Last Updated on September 4, 2023 by TrayKay
If you like using videos in your homeschool, check out Edpuzzle. It’s a free site that lets you embed existing videos with questions so you can test your kid’s comprehension of the information.
Here’s an example of how it works. This Crash Course video on matter has 22 embedded questions. As a learner watches, the video automatically pauses with a question the learner is prompted to answer. Once the answer is submitted, the learner gets immediate feedback on whether it was right or wrong, and can then move on.
It’s a way to turn passive video viewing into a more active learning experience.
Edpuzzle’s Video Library
If you’ve got a particular topic in mind and are not looking to reinvent the wheel, you can start out with videos that are already on Edpuzzle. For example, Edpuzzle Originals are pre-made video lessons covering Math, Science, English, and Social Studies for different grade levels. These videos already have integrated questions, but you can customize them by editing and creating your own versions. If you want to supplement and reinforce existing curriculum materials, this is a good place to start.
Besides Edpuzzle Originals, you can search the video library for a topic you’re looking for, say, “causes of the American Revolution,” and chances are, there are already videos with questions on there. For example, this Brainpop video has eight embedded multiple choice and true/false questions.
You can search by topic, or by source. So, maybe you want to find something from Ted-Ed, SciShow Kids, DisoveryEd, NatGeo, or another video series you like. Just pop it into the search box. You can also search under the category of Edpuzzle hosted videos, which have embedded questions for existing videos and video series like this one on the rock cycle from Magic School Bus; or this one from Amoeba Sisters on human body systems.
If you still want something else, you can always add the content yourself by uploading a video. Then you can do things like cut the video and add different types of questions such as multiple choice, true/false, short answer, fill in the blank, or open-ended. You type in the choices, indicate the correct answer with a check mark, and the site grades the questions automatically.

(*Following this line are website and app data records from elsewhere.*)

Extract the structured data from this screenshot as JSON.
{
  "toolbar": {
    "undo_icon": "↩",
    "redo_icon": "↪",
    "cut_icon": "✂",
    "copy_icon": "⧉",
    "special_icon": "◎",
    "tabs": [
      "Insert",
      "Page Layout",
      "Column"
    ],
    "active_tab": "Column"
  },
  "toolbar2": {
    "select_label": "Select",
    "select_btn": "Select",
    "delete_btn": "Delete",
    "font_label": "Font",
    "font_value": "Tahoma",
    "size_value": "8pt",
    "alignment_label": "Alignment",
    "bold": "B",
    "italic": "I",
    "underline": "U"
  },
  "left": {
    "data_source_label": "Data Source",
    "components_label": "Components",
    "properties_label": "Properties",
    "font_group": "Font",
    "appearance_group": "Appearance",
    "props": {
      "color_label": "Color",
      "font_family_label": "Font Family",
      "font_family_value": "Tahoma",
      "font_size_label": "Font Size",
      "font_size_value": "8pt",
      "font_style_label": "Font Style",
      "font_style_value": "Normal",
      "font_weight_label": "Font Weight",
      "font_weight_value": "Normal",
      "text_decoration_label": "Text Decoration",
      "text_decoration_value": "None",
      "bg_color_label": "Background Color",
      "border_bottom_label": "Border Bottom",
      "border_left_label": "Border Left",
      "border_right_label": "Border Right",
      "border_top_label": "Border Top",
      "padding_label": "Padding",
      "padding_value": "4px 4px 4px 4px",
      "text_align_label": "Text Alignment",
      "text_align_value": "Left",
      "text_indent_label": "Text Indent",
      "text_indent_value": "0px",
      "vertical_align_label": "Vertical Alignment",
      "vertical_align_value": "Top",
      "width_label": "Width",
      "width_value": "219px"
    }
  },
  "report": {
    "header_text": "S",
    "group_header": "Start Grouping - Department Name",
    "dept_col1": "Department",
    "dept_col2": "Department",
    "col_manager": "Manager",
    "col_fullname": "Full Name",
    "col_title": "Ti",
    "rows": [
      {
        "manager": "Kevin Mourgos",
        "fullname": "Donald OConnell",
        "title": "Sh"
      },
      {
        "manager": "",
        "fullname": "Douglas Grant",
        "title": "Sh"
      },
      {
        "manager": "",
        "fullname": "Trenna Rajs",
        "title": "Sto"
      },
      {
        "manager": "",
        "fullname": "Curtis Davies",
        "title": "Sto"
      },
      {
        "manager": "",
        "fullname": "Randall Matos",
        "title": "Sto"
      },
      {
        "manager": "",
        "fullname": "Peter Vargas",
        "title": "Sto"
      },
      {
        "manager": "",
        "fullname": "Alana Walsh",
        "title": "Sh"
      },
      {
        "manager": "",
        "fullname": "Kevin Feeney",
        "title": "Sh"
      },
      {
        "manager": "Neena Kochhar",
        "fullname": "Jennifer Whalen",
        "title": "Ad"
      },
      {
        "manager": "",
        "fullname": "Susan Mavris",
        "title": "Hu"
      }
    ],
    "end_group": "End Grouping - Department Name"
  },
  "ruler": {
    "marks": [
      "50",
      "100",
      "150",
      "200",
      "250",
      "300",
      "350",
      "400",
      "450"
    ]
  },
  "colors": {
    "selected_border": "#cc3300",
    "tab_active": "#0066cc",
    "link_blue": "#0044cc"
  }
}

You grade the open-ended questions yourself.
It’s easy to create a free account and get started. Here are some things you can do with Edpuzzle:
- Create classes for your kids’ subjects and assign videos with start dates and due dates. You can email links to assignments or give them a code generated by the site to access assignments.
- Customize the same videos based on each kid’s level. For an older child, insert more challenging comprehension questions that require deeper analysis of the concepts covered in the video. For a younger child, focus the questions on basic understanding of key ideas and vocabulary.
- Set the questions so that answers are either typed in or given orally. Enable questions to be skipped or not; enable multiple tries and re-watches.
- Track progress to see who has watched the videos and completed the questions, and how well they did.
Edpuzzle And Homeschool Lessons
Edpuzzle’s videos can be used for more than review of core subjects. You can use existing lessons or build your own lessons covering art and music or cross-curricular studies. Some examples:
- Explore the connections between the Golden Ratio and Fibonacci in music.
- Show how math can be used to create interesting art with tessellations, fractals and origami.
- Demonstrate the science behind magic tricks, such as illusions, forces, and reactions.
- Explore the science behind sports, such as motion, energy, and gravity.
- Review literature concepts like conflict and character analysis with an episode of the Twilight Zone.
- Act as a historian to draw conclusions by analyzing primary and secondary sources.